Turning Self-Doubt Into Positive Momentum

By Kaitlin Dunn, Writer, Hospitality Sales & Marketing Association International (HSMAI)

Judi Holler, author of Fear Is My Homeboy, presented the keynote speech at HSMAI’s ROC 2019. Holler encourages people to embrace fear and get comfortable with being uncomfortable. Members of HSMAI’s Rising Sales Leader Council discussed Holler’s ideas along with a similarly themed article by Rainesford Stauffer on a recent call, during which they shared what has helped them take risks, push past self-doubt, and identify their professional strengths and weaknesses. Here are key takeaways from their discussion:


  • “Each time I made those scary decisions, it made me more comfortable and more confident in myself in making the next scary decision. And I think that’s the process you need to go through. And that’s how you grow that self-confidence.”
  • “When you push yourself beyond what you think you can do, you learn that the little things will help you get through the bigger things. When you’re not believing in yourself and you’re having that self-doubt, you have to remember that someone put you in that position because they believe you can accomplish this.”
  • “It could be boring if you were never fearful. If you never felt intimidated, if you never felt that you were under-prepared, if you never felt that you were going to learn something from that meeting or that experience, you would absolutely be bored.”
  • “Sometimes, we’re the hardest critics of ourselves. So, what I started doing a while back was making like a of things that I think are good, whether it be with work or personal, and a bad list. And with those bad lists, I’d try three new solutions until I found out how to make my bad things good. That really put me outside my comfort zone, especially in work. I will say it’s so jarring to see that on paper and be honest with yourself like that, But it propelled me so much further, getting uncomfortable and being super-honest.”


  • “One of the best things that I learned from using those types of tests and finding out people’s strengths and weaknesses is play to those strengths. And that’s how I think you can really be successful as a leader. You knowing your own strength is good. What you do with your team’s strengths and weaknesses, and how you mesh that team together to work and get the job done quick, is what helps your team as a whole and helps you sell more. Once everybody understands their strengths, it really helps you get things done the right way.”
  • “When you start looking at your strengths and your weaknesses, you often focus on the weaknesses. But instead of saying, ‘How do I fix that?,’ really look at your strengths as well and look at what’s causing those instead of what’s causing your weaknesses. Focusing on how you accomplish your positives can also help you bring your weaknesses up.”
  • “What I love about a 360 assessment instead of some of the other strength assessments is that it gives you other people’s perceptions of what you are. And I believe in having outsight on how other people perceive you, not just how you personally think you are. I’ve been fortunate to have someone at work to help me with that, and I hope everybody at work has someone who can gut-check them and help with what you lose focus on.”

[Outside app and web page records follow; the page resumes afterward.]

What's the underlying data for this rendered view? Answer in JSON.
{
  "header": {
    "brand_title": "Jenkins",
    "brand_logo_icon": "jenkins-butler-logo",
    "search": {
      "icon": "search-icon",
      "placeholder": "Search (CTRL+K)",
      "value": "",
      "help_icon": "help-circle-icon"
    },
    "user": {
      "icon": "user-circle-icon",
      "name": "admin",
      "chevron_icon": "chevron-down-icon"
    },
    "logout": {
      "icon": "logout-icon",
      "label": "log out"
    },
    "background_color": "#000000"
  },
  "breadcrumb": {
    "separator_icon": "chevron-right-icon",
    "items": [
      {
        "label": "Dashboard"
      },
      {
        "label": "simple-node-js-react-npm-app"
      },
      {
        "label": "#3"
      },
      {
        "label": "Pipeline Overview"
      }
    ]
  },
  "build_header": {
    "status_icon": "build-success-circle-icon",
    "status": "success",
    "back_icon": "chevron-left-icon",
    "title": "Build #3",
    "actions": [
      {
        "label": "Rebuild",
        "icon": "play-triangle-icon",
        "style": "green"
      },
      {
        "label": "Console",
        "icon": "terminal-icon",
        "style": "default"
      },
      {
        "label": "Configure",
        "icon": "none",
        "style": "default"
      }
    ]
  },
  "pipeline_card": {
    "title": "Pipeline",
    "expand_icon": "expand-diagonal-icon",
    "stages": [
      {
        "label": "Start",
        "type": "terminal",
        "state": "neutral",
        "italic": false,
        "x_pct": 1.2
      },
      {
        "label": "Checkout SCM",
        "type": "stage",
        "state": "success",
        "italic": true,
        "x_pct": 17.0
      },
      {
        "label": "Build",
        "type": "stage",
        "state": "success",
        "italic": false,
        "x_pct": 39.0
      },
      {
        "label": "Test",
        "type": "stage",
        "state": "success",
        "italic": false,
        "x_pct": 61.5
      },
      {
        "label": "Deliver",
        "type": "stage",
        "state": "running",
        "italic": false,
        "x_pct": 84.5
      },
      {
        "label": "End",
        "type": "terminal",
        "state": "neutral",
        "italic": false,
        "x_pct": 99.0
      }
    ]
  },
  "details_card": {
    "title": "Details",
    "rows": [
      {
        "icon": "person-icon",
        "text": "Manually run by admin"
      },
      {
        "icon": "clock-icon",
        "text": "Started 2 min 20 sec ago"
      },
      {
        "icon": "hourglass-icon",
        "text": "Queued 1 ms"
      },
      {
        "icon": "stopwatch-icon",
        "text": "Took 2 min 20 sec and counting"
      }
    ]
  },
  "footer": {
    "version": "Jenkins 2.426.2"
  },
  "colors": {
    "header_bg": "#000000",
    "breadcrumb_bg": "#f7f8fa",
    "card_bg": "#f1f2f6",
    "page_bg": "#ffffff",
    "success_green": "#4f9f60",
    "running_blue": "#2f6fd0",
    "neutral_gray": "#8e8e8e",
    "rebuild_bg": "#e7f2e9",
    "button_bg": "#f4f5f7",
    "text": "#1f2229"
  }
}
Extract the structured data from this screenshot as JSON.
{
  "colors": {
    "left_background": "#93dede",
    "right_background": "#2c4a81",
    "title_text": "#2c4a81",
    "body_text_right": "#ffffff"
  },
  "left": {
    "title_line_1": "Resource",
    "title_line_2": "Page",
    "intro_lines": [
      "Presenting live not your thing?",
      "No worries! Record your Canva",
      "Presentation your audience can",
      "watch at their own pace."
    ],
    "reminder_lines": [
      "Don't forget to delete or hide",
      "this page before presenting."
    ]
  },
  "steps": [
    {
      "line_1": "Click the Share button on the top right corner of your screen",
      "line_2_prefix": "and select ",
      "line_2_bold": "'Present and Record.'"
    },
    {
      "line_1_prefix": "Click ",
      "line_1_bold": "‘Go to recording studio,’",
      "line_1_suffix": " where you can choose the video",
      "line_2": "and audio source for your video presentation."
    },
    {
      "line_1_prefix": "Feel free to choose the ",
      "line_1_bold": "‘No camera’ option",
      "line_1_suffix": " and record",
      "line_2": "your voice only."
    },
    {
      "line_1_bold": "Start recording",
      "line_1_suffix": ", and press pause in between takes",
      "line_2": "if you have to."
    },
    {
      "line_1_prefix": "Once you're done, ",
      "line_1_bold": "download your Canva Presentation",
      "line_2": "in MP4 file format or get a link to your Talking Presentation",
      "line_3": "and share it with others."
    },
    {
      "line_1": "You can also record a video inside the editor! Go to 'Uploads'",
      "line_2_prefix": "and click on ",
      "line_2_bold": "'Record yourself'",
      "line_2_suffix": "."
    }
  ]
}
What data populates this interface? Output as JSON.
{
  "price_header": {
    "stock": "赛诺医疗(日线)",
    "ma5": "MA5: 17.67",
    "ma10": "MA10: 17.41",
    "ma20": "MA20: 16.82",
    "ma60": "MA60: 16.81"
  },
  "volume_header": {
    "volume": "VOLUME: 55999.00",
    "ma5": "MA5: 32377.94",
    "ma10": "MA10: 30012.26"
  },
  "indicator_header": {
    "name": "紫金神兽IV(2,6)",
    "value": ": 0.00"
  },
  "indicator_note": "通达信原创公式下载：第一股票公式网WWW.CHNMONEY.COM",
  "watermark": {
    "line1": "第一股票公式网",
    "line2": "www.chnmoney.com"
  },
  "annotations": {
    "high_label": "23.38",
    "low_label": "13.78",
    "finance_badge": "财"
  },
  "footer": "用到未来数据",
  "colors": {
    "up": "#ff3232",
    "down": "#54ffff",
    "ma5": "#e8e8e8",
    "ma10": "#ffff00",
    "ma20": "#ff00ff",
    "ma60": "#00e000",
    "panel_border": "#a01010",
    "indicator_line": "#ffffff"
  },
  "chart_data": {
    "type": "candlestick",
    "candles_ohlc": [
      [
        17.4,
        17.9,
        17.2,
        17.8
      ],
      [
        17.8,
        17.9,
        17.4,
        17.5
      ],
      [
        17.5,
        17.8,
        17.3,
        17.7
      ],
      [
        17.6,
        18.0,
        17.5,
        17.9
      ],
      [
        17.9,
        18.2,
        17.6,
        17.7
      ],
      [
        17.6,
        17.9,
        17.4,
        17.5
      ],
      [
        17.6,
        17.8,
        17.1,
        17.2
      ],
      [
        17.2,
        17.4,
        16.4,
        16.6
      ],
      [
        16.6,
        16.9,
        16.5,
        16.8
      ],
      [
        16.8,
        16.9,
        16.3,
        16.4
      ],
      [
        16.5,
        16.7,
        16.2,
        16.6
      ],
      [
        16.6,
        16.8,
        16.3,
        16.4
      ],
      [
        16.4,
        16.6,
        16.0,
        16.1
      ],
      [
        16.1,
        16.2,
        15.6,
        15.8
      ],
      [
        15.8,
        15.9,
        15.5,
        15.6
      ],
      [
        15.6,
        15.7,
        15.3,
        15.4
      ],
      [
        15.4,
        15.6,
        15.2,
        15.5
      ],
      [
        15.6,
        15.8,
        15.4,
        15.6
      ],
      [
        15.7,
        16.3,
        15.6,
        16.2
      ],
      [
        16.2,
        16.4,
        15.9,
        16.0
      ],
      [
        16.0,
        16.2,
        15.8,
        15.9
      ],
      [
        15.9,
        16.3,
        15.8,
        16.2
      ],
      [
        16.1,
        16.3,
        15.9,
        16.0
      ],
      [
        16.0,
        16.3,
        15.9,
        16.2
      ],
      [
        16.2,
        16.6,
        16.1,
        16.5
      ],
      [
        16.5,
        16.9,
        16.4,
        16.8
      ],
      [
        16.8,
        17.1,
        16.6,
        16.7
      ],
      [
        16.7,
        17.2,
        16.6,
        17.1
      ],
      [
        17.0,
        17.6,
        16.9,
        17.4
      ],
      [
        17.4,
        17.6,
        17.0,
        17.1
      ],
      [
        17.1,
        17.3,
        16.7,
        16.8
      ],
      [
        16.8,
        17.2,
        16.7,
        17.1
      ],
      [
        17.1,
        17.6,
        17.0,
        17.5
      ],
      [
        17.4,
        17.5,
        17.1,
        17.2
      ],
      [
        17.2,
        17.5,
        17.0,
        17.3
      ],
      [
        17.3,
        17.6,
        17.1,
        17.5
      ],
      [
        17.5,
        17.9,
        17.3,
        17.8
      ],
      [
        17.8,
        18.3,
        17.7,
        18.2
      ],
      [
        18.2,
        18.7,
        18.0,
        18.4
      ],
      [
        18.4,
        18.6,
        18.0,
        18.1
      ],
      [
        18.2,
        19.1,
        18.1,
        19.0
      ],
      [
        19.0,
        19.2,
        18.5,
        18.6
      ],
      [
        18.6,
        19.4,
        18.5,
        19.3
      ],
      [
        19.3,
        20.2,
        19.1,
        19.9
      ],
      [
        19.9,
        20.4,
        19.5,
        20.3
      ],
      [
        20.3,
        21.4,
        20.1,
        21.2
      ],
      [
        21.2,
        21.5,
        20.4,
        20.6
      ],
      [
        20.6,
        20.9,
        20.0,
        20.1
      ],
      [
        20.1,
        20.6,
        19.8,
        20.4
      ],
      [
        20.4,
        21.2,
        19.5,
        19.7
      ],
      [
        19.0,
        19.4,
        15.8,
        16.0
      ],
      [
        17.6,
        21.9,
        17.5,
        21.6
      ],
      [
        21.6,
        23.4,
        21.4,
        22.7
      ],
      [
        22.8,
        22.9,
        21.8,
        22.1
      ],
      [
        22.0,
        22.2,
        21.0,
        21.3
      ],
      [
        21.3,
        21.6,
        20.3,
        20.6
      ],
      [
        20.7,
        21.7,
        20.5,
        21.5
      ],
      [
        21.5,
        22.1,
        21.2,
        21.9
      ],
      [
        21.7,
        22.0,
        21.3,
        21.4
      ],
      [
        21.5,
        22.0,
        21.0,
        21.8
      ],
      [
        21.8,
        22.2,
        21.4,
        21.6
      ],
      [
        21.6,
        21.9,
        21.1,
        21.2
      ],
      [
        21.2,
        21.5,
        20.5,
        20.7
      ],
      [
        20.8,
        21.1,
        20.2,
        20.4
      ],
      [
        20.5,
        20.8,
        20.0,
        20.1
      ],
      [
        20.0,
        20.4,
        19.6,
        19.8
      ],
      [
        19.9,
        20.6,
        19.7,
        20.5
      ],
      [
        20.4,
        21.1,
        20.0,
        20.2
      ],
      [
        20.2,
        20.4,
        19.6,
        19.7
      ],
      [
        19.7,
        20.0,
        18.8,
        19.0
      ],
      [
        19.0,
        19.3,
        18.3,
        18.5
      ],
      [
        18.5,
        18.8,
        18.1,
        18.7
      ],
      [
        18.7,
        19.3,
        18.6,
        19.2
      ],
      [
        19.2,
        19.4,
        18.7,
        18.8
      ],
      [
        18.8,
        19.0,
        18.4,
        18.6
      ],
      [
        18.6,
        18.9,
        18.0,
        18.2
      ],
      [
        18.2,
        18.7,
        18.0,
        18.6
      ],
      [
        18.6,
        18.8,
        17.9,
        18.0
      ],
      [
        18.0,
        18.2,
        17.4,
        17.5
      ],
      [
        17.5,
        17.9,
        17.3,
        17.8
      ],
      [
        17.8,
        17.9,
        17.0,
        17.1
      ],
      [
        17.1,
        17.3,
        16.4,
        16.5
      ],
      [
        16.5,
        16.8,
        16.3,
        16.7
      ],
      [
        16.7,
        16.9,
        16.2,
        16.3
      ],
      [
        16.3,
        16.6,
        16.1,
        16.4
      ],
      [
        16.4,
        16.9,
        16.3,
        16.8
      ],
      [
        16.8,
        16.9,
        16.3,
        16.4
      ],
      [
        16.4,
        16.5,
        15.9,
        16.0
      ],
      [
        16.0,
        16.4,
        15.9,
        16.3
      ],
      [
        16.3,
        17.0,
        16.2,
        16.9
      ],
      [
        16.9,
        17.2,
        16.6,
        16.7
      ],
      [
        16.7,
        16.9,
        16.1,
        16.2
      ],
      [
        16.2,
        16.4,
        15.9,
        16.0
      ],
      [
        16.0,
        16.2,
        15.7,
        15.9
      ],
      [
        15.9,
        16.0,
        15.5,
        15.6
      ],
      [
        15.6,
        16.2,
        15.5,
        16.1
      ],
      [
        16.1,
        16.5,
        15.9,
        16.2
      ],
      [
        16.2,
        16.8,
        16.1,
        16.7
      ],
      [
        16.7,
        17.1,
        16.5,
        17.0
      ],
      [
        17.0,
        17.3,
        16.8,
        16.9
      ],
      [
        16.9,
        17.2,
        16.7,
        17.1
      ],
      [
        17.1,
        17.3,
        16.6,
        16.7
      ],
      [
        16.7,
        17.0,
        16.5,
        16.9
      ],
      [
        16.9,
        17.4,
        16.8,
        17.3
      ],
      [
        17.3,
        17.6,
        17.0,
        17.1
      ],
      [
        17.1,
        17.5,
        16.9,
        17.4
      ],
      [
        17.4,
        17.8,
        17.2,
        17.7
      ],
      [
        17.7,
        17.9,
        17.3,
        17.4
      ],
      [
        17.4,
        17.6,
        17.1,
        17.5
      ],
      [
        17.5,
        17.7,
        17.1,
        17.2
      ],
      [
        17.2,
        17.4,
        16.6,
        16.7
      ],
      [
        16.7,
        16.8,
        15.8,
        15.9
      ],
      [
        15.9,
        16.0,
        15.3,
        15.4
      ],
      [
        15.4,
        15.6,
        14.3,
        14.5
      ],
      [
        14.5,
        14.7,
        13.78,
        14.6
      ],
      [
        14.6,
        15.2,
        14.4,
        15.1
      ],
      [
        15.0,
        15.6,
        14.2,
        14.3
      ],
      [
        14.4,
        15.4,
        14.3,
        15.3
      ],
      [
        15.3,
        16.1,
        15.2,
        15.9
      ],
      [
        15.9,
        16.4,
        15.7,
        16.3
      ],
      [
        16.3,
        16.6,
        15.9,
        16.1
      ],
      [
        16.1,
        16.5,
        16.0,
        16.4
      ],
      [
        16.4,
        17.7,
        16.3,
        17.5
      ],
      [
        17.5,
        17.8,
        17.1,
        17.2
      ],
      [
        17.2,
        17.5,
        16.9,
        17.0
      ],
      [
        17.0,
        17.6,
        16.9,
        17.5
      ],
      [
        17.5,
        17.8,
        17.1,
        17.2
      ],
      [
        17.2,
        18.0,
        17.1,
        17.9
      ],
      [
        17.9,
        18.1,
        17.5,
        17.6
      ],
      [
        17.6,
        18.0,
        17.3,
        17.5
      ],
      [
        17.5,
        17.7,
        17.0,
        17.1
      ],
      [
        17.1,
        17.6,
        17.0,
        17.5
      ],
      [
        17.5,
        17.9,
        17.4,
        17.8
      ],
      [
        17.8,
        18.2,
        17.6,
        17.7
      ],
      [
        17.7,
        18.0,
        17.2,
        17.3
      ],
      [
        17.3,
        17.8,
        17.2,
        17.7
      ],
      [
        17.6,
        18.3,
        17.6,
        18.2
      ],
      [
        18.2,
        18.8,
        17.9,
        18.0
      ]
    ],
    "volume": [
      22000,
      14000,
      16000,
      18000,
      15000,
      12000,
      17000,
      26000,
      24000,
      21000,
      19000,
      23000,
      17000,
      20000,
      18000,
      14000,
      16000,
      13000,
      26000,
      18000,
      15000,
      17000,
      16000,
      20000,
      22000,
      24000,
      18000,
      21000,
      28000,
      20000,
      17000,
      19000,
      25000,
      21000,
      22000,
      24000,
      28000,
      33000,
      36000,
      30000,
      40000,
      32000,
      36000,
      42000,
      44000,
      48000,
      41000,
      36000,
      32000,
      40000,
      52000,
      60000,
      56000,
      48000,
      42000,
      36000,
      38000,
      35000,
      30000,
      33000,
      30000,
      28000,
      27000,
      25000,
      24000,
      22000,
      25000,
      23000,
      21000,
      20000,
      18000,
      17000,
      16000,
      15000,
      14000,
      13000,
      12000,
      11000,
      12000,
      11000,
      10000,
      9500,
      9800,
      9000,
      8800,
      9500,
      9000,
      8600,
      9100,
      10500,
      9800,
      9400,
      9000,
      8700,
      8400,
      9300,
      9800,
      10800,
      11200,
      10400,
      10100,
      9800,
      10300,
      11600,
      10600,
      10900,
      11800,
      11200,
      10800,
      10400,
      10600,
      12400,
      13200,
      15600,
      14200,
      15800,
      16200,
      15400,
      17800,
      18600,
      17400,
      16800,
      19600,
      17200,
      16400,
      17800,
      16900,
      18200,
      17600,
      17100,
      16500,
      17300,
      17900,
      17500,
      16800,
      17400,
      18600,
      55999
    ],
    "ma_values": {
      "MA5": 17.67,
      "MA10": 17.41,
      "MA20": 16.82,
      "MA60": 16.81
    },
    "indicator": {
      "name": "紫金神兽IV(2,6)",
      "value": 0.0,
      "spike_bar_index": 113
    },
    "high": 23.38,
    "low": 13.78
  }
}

  • “At the end of the day, as long as I know I did everything I could, failure is not a problem. That means you tried. So, failure is a good thing.”
  • “We’re salespeople. If you really, truly embrace sales, then failing at a sale should roll off your back. It shouldn’t be that hard for us to try things and fail. That’s what we do every day. Every time we pick up the phone to call someone, we might not get a call back. You should have some pretty tough skin if you’re in sales.”
  • “Being in sales means getting rejected, which can suck, but it’s all a part of what we love. At least for me, the rejections become a challenge to do better, and it motivates me to get going.”
  • “We want to receive positive feedback, but I also think we need to get ourselves to a point where we can embrace negative feedback as well, because it’s often not completely negative, it’s just constructive feedback on a way that you can tailor yourself to be more successful.”

Categories: Sales
Insight Type: Articles